What you should do:
Entries must be copied exactly, with nothing left out.

--- Source material ---

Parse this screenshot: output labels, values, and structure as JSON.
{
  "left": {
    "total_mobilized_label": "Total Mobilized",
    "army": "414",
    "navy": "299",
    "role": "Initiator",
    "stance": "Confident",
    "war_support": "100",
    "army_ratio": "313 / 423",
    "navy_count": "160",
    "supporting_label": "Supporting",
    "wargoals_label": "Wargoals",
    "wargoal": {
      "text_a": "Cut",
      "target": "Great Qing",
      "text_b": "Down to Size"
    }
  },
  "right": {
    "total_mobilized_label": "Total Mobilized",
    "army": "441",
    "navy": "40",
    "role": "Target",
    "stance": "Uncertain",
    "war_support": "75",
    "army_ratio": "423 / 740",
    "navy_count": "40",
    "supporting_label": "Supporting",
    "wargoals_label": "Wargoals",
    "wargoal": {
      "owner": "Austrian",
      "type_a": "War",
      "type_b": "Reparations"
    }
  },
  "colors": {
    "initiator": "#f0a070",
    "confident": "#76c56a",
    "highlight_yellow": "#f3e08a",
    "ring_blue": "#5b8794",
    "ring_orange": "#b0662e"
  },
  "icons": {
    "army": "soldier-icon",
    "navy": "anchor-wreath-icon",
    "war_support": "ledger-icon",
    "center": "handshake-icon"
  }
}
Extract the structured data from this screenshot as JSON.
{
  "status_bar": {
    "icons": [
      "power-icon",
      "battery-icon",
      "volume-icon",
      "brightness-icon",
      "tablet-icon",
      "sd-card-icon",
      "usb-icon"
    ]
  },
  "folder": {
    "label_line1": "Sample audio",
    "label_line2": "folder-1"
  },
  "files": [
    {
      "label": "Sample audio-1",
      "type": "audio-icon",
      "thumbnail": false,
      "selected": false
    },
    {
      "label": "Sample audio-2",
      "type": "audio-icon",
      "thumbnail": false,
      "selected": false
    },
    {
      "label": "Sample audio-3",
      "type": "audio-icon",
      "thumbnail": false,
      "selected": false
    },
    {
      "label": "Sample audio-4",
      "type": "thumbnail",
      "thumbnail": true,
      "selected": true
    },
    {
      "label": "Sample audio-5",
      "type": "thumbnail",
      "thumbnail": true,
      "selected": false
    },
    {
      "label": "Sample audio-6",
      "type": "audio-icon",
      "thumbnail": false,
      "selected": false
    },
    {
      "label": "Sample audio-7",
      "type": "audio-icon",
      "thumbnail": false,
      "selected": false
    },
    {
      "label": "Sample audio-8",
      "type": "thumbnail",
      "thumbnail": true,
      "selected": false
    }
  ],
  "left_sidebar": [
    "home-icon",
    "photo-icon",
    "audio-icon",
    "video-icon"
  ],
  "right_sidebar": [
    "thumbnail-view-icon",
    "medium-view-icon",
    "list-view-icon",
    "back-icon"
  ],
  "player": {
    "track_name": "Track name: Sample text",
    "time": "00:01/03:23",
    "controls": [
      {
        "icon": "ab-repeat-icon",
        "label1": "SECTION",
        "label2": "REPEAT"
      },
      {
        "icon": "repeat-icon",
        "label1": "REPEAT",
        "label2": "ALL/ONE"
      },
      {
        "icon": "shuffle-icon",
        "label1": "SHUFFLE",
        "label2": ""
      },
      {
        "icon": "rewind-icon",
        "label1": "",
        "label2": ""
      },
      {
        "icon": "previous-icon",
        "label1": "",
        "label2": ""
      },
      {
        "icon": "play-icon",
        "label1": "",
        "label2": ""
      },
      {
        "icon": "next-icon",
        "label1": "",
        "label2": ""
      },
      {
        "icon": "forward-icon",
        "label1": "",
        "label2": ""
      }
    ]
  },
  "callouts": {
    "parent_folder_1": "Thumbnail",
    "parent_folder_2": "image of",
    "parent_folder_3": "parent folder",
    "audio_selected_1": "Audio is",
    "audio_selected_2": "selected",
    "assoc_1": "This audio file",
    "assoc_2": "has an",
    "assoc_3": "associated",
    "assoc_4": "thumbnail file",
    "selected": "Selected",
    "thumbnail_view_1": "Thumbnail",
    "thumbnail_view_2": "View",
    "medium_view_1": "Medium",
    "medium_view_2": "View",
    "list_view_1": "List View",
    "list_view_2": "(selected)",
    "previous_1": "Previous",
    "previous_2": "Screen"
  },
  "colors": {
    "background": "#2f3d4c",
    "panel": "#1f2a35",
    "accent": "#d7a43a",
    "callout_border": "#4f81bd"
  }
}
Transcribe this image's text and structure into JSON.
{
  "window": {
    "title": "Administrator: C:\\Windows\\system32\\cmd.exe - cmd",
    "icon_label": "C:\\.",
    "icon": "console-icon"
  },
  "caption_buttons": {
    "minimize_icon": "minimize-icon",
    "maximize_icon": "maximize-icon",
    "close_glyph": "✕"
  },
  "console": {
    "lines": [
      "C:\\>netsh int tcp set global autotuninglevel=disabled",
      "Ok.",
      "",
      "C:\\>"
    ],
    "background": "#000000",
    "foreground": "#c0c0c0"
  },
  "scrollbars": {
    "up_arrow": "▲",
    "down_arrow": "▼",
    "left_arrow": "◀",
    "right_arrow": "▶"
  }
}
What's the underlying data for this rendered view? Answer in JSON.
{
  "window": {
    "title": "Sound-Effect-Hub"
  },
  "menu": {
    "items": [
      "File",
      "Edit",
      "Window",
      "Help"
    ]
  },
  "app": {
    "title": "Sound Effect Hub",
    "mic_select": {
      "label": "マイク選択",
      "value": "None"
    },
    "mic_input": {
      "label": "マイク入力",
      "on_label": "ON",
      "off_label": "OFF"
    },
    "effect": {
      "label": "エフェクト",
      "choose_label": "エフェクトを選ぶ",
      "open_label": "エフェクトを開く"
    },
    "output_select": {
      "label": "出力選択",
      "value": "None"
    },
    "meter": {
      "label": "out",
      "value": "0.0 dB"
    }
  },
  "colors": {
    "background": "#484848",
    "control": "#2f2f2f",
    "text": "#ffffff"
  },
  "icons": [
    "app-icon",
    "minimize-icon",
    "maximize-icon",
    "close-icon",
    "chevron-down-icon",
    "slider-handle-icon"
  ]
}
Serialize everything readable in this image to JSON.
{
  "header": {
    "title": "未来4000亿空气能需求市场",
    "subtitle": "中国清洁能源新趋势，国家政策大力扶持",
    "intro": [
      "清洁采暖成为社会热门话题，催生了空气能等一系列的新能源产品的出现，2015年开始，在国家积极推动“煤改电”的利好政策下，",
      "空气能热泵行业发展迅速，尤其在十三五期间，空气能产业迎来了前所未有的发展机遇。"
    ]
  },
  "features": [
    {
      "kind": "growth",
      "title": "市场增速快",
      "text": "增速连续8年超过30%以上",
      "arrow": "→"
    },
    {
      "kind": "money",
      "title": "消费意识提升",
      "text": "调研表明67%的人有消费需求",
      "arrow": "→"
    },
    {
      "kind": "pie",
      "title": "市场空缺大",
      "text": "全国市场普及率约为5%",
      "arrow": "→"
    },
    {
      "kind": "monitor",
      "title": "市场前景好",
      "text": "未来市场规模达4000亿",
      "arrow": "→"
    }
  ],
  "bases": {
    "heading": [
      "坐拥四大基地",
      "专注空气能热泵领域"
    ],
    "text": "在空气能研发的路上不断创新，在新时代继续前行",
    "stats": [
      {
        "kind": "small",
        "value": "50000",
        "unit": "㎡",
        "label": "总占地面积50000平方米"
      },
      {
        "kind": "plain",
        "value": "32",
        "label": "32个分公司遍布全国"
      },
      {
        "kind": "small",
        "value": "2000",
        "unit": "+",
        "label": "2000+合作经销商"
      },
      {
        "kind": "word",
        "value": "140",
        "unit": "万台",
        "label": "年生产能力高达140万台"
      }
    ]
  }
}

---

Response for this exercise:
Parse this screenshot: output labels, values, and structure as JSON.
{
  "left": {
    "total_mobilized_label": "Total Mobilized",
    "army": "414",
    "navy": "299",
    "role": "Initiator",
    "stance": "Confident",
    "war_support": "100",
    "army_ratio": "313 / 423",
    "navy_count": "160",
    "supporting_label": "Supporting",
    "wargoals_label": "Wargoals",
    "wargoal": {
      "text_a": "Cut",
      "target": "Great Qing",
      "text_b": "Down to Size"
    }
  },
  "right": {
    "total_mobilized_label": "Total Mobilized",
    "army": "441",
    "navy": "40",
    "role": "Target",
    "stance": "Uncertain",
    "war_support": "75",
    "army_ratio": "423 / 740",
    "navy_count": "40",
    "supporting_label": "Supporting",
    "wargoals_label": "Wargoals",
    "wargoal": {
      "owner": "Austrian",
      "type_a": "War",
      "type_b": "Reparations"
    }
  },
  "colors": {
    "initiator": "#f0a070",
    "confident": "#76c56a",
    "highlight_yellow": "#f3e08a",
    "ring_blue": "#5b8794",
    "ring_orange": "#b0662e"
  },
  "icons": {
    "army": "soldier-icon",
    "navy": "anchor-wreath-icon",
    "war_support": "ledger-icon",
    "center": "handshake-icon"
  }
}
Extract the structured data from this screenshot as JSON.
{
  "status_bar": {
    "icons": [
      "power-icon",
      "battery-icon",
      "volume-icon",
      "brightness-icon",
      "tablet-icon",
      "sd-card-icon",
      "usb-icon"
    ]
  },
  "folder": {
    "label_line1": "Sample audio",
    "label_line2": "folder-1"
  },
  "files": [
    {
      "label": "Sample audio-1",
      "type": "audio-icon",
      "thumbnail": false,
      "selected": false
    },
    {
      "label": "Sample audio-2",
      "type": "audio-icon",
      "thumbnail": false,
      "selected": false
    },
    {
      "label": "Sample audio-3",
      "type": "audio-icon",
      "thumbnail": false,
      "selected": false
    },
    {
      "label": "Sample audio-4",
      "type": "thumbnail",
      "thumbnail": true,
      "selected": true
    },
    {
      "label": "Sample audio-5",
      "type": "thumbnail",
      "thumbnail": true,
      "selected": false
    },
    {
      "label": "Sample audio-6",
      "type": "audio-icon",
      "thumbnail": false,
      "selected": false
    },
    {
      "label": "Sample audio-7",
      "type": "audio-icon",
      "thumbnail": false,
      "selected": false
    },
    {
      "label": "Sample audio-8",
      "type": "thumbnail",
      "thumbnail": true,
      "selected": false
    }
  ],
  "left_sidebar": [
    "home-icon",
    "photo-icon",
    "audio-icon",
    "video-icon"
  ],
  "right_sidebar": [
    "thumbnail-view-icon",
    "medium-view-icon",
    "list-view-icon",
    "back-icon"
  ],
  "player": {
    "track_name": "Track name: Sample text",
    "time": "00:01/03:23",
    "controls": [
      {
        "icon": "ab-repeat-icon",
        "label1": "SECTION",
        "label2": "REPEAT"
      },
      {
        "icon": "repeat-icon",
        "label1": "REPEAT",
        "label2": "ALL/ONE"
      },
      {
        "icon": "shuffle-icon",
        "label1": "SHUFFLE",
        "label2": ""
      },
      {
        "icon": "rewind-icon",
        "label1": "",
        "label2": ""
      },
      {
        "icon": "previous-icon",
        "label1": "",
        "label2": ""
      },
      {
        "icon": "play-icon",
        "label1": "",
        "label2": ""
      },
      {
        "icon": "next-icon",
        "label1": "",
        "label2": ""
      },
      {
        "icon": "forward-icon",
        "label1": "",
        "label2": ""
      }
    ]
  },
  "callouts": {
    "parent_folder_1": "Thumbnail",
    "parent_folder_2": "image of",
    "parent_folder_3": "parent folder",
    "audio_selected_1": "Audio is",
    "audio_selected_2": "selected",
    "assoc_1": "This audio file",
    "assoc_2": "has an",
    "assoc_3": "associated",
    "assoc_4": "thumbnail file",
    "selected": "Selected",
    "thumbnail_view_1": "Thumbnail",
    "thumbnail_view_2": "View",
    "medium_view_1": "Medium",
    "medium_view_2": "View",
    "list_view_1": "List View",
    "list_view_2": "(selected)",
    "previous_1": "Previous",
    "previous_2": "Screen"
  },
  "colors": {
    "background": "#2f3d4c",
    "panel": "#1f2a35",
    "accent": "#d7a43a",
    "callout_border": "#4f81bd"
  }
}
Transcribe this image's text and structure into JSON.
{
  "window": {
    "title": "Administrator: C:\\Windows\\system32\\cmd.exe - cmd",
    "icon_label": "C:\\.",
    "icon": "console-icon"
  },
  "caption_buttons": {
    "minimize_icon": "minimize-icon",
    "maximize_icon": "maximize-icon",
    "close_glyph": "✕"
  },
  "console": {
    "lines": [
      "C:\\>netsh int tcp set global autotuninglevel=disabled",
      "Ok.",
      "",
      "C:\\>"
    ],
    "background": "#000000",
    "foreground": "#c0c0c0"
  },
  "scrollbars": {
    "up_arrow": "▲",
    "down_arrow": "▼",
    "left_arrow": "◀",
    "right_arrow": "▶"
  }
}
What's the underlying data for this rendered view? Answer in JSON.
{
  "window": {
    "title": "Sound-Effect-Hub"
  },
  "menu": {
    "items": [
      "File",
      "Edit",
      "Window",
      "Help"
    ]
  },
  "app": {
    "title": "Sound Effect Hub",
    "mic_select": {
      "label": "マイク選択",
      "value": "None"
    },
    "mic_input": {
      "label": "マイク入力",
      "on_label": "ON",
      "off_label": "OFF"
    },
    "effect": {
      "label": "エフェクト",
      "choose_label": "エフェクトを選ぶ",
      "open_label": "エフェクトを開く"
    },
    "output_select": {
      "label": "出力選択",
      "value": "None"
    },
    "meter": {
      "label": "out",
      "value": "0.0 dB"
    }
  },
  "colors": {
    "background": "#484848",
    "control": "#2f2f2f",
    "text": "#ffffff"
  },
  "icons": [
    "app-icon",
    "minimize-icon",
    "maximize-icon",
    "close-icon",
    "chevron-down-icon",
    "slider-handle-icon"
  ]
}
Serialize everything readable in this image to JSON.
{
  "header": {
    "title": "未来4000亿空气能需求市场",
    "subtitle": "中国清洁能源新趋势，国家政策大力扶持",
    "intro": [
      "清洁采暖成为社会热门话题，催生了空气能等一系列的新能源产品的出现，2015年开始，在国家积极推动“煤改电”的利好政策下，",
      "空气能热泵行业发展迅速，尤其在十三五期间，空气能产业迎来了前所未有的发展机遇。"
    ]
  },
  "features": [
    {
      "kind": "growth",
      "title": "市场增速快",
      "text": "增速连续8年超过30%以上",
      "arrow": "→"
    },
    {
      "kind": "money",
      "title": "消费意识提升",
      "text": "调研表明67%的人有消费需求",
      "arrow": "→"
    },
    {
      "kind": "pie",
      "title": "市场空缺大",
      "text": "全国市场普及率约为5%",
      "arrow": "→"
    },
    {
      "kind": "monitor",
      "title": "市场前景好",
      "text": "未来市场规模达4000亿",
      "arrow": "→"
    }
  ],
  "bases": {
    "heading": [
      "坐拥四大基地",
      "专注空气能热泵领域"
    ],
    "text": "在空气能研发的路上不断创新，在新时代继续前行",
    "stats": [
      {
        "kind": "small",
        "value": "50000",
        "unit": "㎡",
        "label": "总占地面积50000平方米"
      },
      {
        "kind": "plain",
        "value": "32",
        "label": "32个分公司遍布全国"
      },
      {
        "kind": "small",
        "value": "2000",
        "unit": "+",
        "label": "2000+合作经销商"
      },
      {
        "kind": "word",
        "value": "140",
        "unit": "万台",
        "label": "年生产能力高达140万台"
      }
    ]
  }
}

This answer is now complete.